The disc also sports an audio commentary by film critic James Quandt, who almost immediately comes out on the defensive for the film to my surprise initially, though after looking up some reactions to the film I can now see why he felt this way. This was of course my first time with a de Oliveira film so I can’t base it on his previous work (other than the short included on this disc of course) but I found it a strangely hypnotic and beautiful film about a man who just didn’t fit or even belong in this modern world. Yes, the director lingers on things longer than most people would like, and Quandt mentions this throughout, but there was something charming, even engaging about the things he lingers on, like a cat watching a bird in a cage. Apparently some find this style, which sounds to have been adopted recently, doesn’t hold over well with some fans but Quandt defends it, and explains it and why he admires the director’s style and his recent work. On top of this he talks about de Oliveira’s career in general, giving a great primer on the director, and he of course examines this film, looking at the many literary and film references found throughout, Jean Cocteau’s Orpheus probably being a key one. He talks about the main character and his possible relation to the director, and the mixing of time periods found here. It’s a very academic track and is scripted, but Quandt is very passionate about the subject matter and, despite a few dead spaces, keeps it a lively and engaging piece. Excellent commentary and definitely worth giving a listen.

After this is a 2010 interview with the director in a 35-minute piece called Absoluto. De Oliveira—who I have to say looks really good for someone who would be about 101 in the segment—has written down his thoughts and reads them back to us for the first bit, and then appears to answer questions asked at that moment later on. The reading of course makes it a little stale but the director, who obviously still has all of his wits, keeps us engaged with his thoughts and comments. The piece primarily revolves around his current feelings about the state of cinema, which he doesn’t seem to have much hope for. He singles out modern movies like Avatar, which he gives a sort of back-handed compliment, and blames them for distracting audiences and those within the industry from real filmmakers. He mentions the filmmakers he admires, which includes Godard, Bresson, Vigo, Dreyer (whose name he briefly forgets), Costa, and many others, and then talks a little about Angelica. It starts out almost a little bitter I felt but loosens up as it goes. In the end it’s a fascinating interview with an absolutely fascinating director.

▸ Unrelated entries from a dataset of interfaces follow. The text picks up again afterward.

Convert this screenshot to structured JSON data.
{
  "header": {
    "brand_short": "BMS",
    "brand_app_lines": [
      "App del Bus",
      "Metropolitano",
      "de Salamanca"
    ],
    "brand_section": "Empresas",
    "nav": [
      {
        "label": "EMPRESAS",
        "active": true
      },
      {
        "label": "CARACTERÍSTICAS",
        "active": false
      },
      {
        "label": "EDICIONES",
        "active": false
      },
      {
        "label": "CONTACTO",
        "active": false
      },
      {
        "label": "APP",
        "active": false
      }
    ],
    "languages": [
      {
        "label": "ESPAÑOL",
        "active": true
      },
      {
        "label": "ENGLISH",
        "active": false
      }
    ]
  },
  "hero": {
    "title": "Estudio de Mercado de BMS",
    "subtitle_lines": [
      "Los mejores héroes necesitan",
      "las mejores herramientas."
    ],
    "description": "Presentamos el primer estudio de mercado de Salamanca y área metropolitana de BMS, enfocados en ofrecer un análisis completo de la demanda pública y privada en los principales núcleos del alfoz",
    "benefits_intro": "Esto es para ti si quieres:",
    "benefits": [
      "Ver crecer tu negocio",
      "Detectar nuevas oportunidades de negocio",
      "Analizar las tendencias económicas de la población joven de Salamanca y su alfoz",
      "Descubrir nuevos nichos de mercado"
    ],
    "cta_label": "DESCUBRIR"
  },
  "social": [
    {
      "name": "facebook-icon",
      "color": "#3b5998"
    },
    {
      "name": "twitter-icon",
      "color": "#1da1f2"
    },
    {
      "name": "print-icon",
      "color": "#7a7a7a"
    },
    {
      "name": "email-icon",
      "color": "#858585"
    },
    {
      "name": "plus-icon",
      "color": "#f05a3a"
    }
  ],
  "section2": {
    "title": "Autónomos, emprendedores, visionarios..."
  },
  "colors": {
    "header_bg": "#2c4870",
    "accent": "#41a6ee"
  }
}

The final large supplement is a 1992 documentary called Oliveira l’architecte, a 63-minute piece from an episode of the French television program Cinema de notre temps. In the piece we get a sort of history of the filmmaker, mixed in with interviews of the man, as we go over his early work as an actor and his eventual move to directing and then his work since then. A good bio but the coolest part is very late in when Oliveira shares a story which obviously inspired The Strange Case of Anjelica. Another great inclusion.

The disc then concludes with the film’s theatrical trailer and then a short booklet includes an essay by Haden Guest on the director’s late life work.

In all I found we got a fairly comprehensive set of supplements that also proved informative and relatively entertaining. A very nice job.


The transfer was decent if not great but as a whole I was quite fond of this edition, with the supplements offering an excellent crash course on director Manoel de Oliveira. The Blu-ray comes with a very high recommendation.


Directed by: Manoel de Oliveira
Year: 2010
Time: 97 min.
Series: Cinema Guild
Release Date: September 20 2011
MSRP: $34.95
1 Disc | BD-50
1.85:1 ratio
Portuguese 2.0 DTS-HD MA Surround
Portuguese 5.1 DTS-HD MA Surround
Subtitles: English
Region A
 Douro, Faina Fluvial (Labor on the Douro River) (1931, 20 minutes), the first film from Manoel de Oliveira, in new 2k restoration   Audio Commentary by film critic and curator James Quandt   Oliveira L'Architecte (1992, 63 minutes), a documentary by Paulo Rocha   Absoluto (2010, 35 minutes), a onversation with Manoel de Oliveira during the filming of The Strange Case of Angelica   Theatrical Trailer   Booklet featuring "Late Oliveira," an essay by Haden Guest, Director of the Harvard Film Archive